Christmas Roots and Celebration vs. Secularism
The French court has recently banned a nativity scene in a town hall for the purpose of preserving France’s secular traditions. For those who do not know, the nativity scene typically depicts baby Jesus in his manger surrounded by his mother Mary and Joseph. Other characters commonly depicted are shepherds and sheep, and angels. There are many variations of the scene including characters that either are or are not biblical figures. The nativity scene is huge for the Christian tradition of Christmas, as it shows the basis for the holiday – the birth of Jesus Christ. As Christmas’ origin is from what this scene is presenting (literally Christ’s Mass) it is as typical of a symbol to see around the holiday season as a snowman, or Santa Claus. Hence the backlash that has occurred since the court’s banning of the scene. 86% of Guardian newspapers readers surveyed were in favour of keeping the nativity scenes in public places. The removal was due to a complaint from the secular campaign group Federation Nationale de la Libre Pensee. Arguments againset the decision to ban it question the courts why they don’t just ban all the Christmas and public holidays that go with it? This raises issues of where do we draw a secularist line? Controversy continues as the government is concerned with being seen as discriminatory against Muslims who have been banned from wearing burqas in public. The war between those for and against secularism seem to be at a tense high around the holiday season. I believe the government may be leaning too far to protect the country’s secular traditions.

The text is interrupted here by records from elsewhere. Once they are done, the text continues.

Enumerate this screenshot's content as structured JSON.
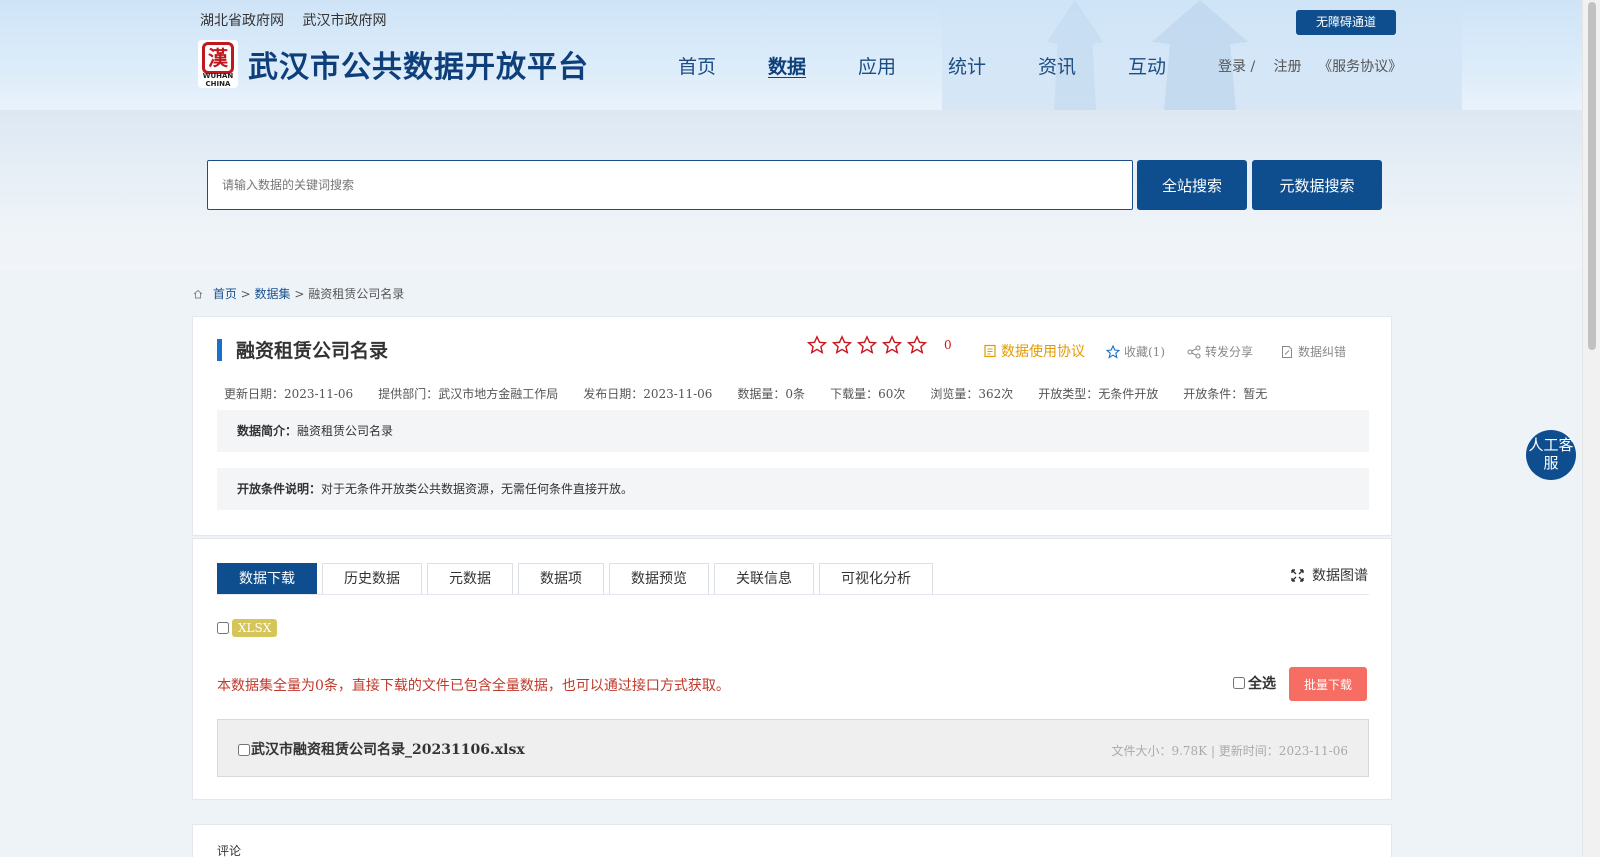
{
  "header": {
    "gov_links": [
      "湖北省政府网",
      "武汉市政府网"
    ],
    "logo_title": "武汉市公共数据开放平台",
    "logo_seal": "漢",
    "logo_sub": "WUHAN CHINA",
    "nav": [
      {
        "label": "首页",
        "active": false
      },
      {
        "label": "数据",
        "active": true
      },
      {
        "label": "应用",
        "active": false
      },
      {
        "label": "统计",
        "active": false
      },
      {
        "label": "资讯",
        "active": false
      },
      {
        "label": "互动",
        "active": false
      }
    ],
    "login": "登录 /",
    "register": "注册",
    "agreement": "《服务协议》",
    "barrier_free": "无障碍通道"
  },
  "search": {
    "placeholder": "请输入数据的关键词搜索",
    "site_search": "全站搜索",
    "meta_search": "元数据搜索"
  },
  "breadcrumb": {
    "home": "首页",
    "sep1": " > ",
    "datasets": "数据集",
    "sep2": " > ",
    "current": "融资租赁公司名录"
  },
  "dataset": {
    "title": "融资租赁公司名录",
    "rating_score": "0",
    "rating_max": 5,
    "actions": {
      "usage_agreement": "数据使用协议",
      "favorite": "收藏(1)",
      "share": "转发分享",
      "correction": "数据纠错"
    },
    "meta": {
      "updated": "更新日期：2023-11-06",
      "department": "提供部门：武汉市地方金融工作局",
      "published": "发布日期：2023-11-06",
      "count": "数据量：0条",
      "downloads": "下载量：60次",
      "views": "浏览量：362次",
      "open_type": "开放类型：无条件开放",
      "open_condition": "开放条件：暂无"
    },
    "intro_label": "数据简介：",
    "intro_text": "融资租赁公司名录",
    "condition_label": "开放条件说明：",
    "condition_text": "对于无条件开放类公共数据资源，无需任何条件直接开放。"
  },
  "tabs": [
    {
      "label": "数据下载",
      "active": true
    },
    {
      "label": "历史数据",
      "active": false
    },
    {
      "label": "元数据",
      "active": false
    },
    {
      "label": "数据项",
      "active": false
    },
    {
      "label": "数据预览",
      "active": false
    },
    {
      "label": "关联信息",
      "active": false
    },
    {
      "label": "可视化分析",
      "active": false
    }
  ],
  "graph_link": "数据图谱",
  "download": {
    "format_badge": "XLSX",
    "notice": "本数据集全量为0条，直接下载的文件已包含全量数据，也可以通过接口方式获取。",
    "select_all": "全选",
    "batch_download": "批量下载",
    "file": {
      "name": "武汉市融资租赁公司名录_20231106.xlsx",
      "meta": "文件大小：9.78K | 更新时间：2023-11-06"
    }
  },
  "comments_label": "评论",
  "service_button": "人工客服",
  "colors": {
    "primary": "#0e4e8e",
    "accent_blue": "#1a70c8",
    "star_red": "#c8161d",
    "agreement_orange": "#e29b00",
    "notice_red": "#c0392b",
    "batch_btn": "#f66d63",
    "badge_gold": "#d4c65a"
  },
  "icons": [
    "home-icon",
    "star-outline-icon",
    "document-icon",
    "star-favorite-icon",
    "share-icon",
    "edit-document-icon",
    "expand-icon"
  ]
}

However, my biased Christian upbringing has presented the nativity scene as a basic and traditional Christmas symbol.